What did she think an email address was for?

Working in the hinterlands of ISP support in the late nineties it was fun to talk to people still “Surfing the Web” and finding out about these newfangled computer-y what’s-it’s-…

One night, while working my beloved 4PM to Midnight shift, a woman called in and said she had an issue. Well if you have an issue, we open a ticket. So, as was procedure, I asked her for her primary email address. She said she didn’t know.

I asked her again, making sure she knew what I was asking for “you know, the one you picked out when you opened the service, the one you give to people who email you.”

“I don’t want to give you that information.”

USUAL RED FLAG: usually this means the person is paranoid, and is going to be unhelpful.

“Well, it will make the call go more smoothly as I can access issues I you have had in the past; that may help us resolve this one more quickly.”

“Can I give you an alias?”

Our ISP allowed up to 5 alias accounts, but you still had to log in with the primary account.

I said back, “Uhh you can, but then I have to trace back to your primary account and use that address. It really is quicker just to give it to me.”

“Can I spell it?”

“Uhh, sure…” Hmm this should be good.

“My email is B-I-G-B-O-O-B-S @ISP.net”

I had to resist the urge to call her “Ms. Bigboobs” for the rest of the call. Her issue was that she was traveling in Florida, and couldn’t get the DUN to connect. I worked with her, couldn’t get it to work.  She hung up, then talked to about ten other agents that night. By the end, we had all taken our turn…with Bigboobs…

Moral of the Story: be careful what you pick for your email address…eventually you are gonna have to tell it to someone.

Semantics – you’ve heard it a million times.

I had a client come in and say that another tech had “fixed their hard drive, it’s a silver one” (they were here to pick it up).  Since said tech was off sick, I ended up dealing with it.

So I went through the stack of hard drives on the desk, spent about 15 minutes looking through every one of the jobs there and could not find it. Trying to squeeze every bit of information out of them I finally found the issue. “Its a silver Apple one”…. oh, you mean this big tower here….

Next time I should ask them what they want their “screen saver” set to…sorry, I mean ‘wallpaper.’

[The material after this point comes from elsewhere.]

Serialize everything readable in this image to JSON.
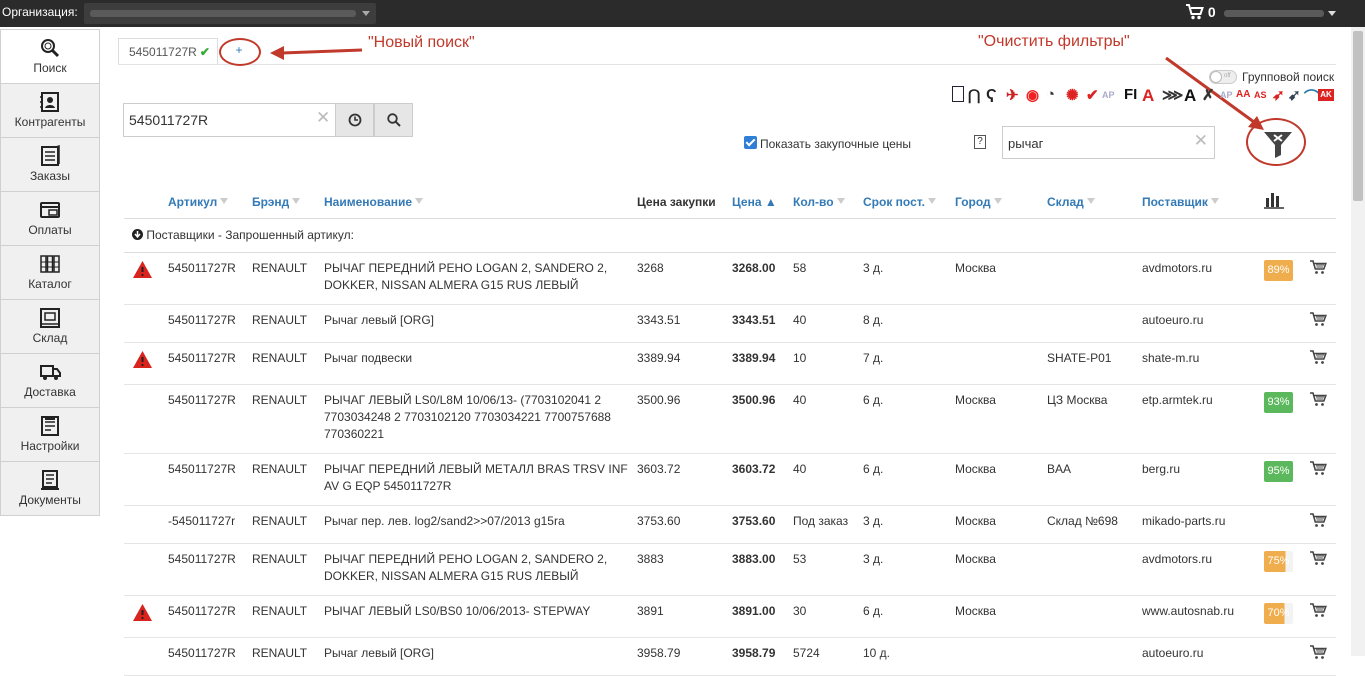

Next up: The fire department gets a call about the firewall…

I remember about 6 or 7 years ago I worked for a computer repair centre. We used to have a ‘wall of shame’ in the tech room, where basically if any of us came across a particulary brain dead client we would stick a copy of the work order on the wall for the rest of the employees to see.

(A bit of background, the client was a big corporate client of ours but they were working out in the middle of nowhere. It was a 6 hour round trip for our technicians at $90 per hour travel time, and a minumum charge of 3 hours on-site time at $150 per hour at a priority service charge)

My favourite one on the wall of shame went something like….

WORK DESCRIPTION

Client called to report that one of his servers is making a beeping noise. This call is urgent. He authorizes a priority service call for repair.

RESOLUTION

Advised client to replace batteries in fire alarm

CHARGES

$990

[Picture Source: shingst (CC)]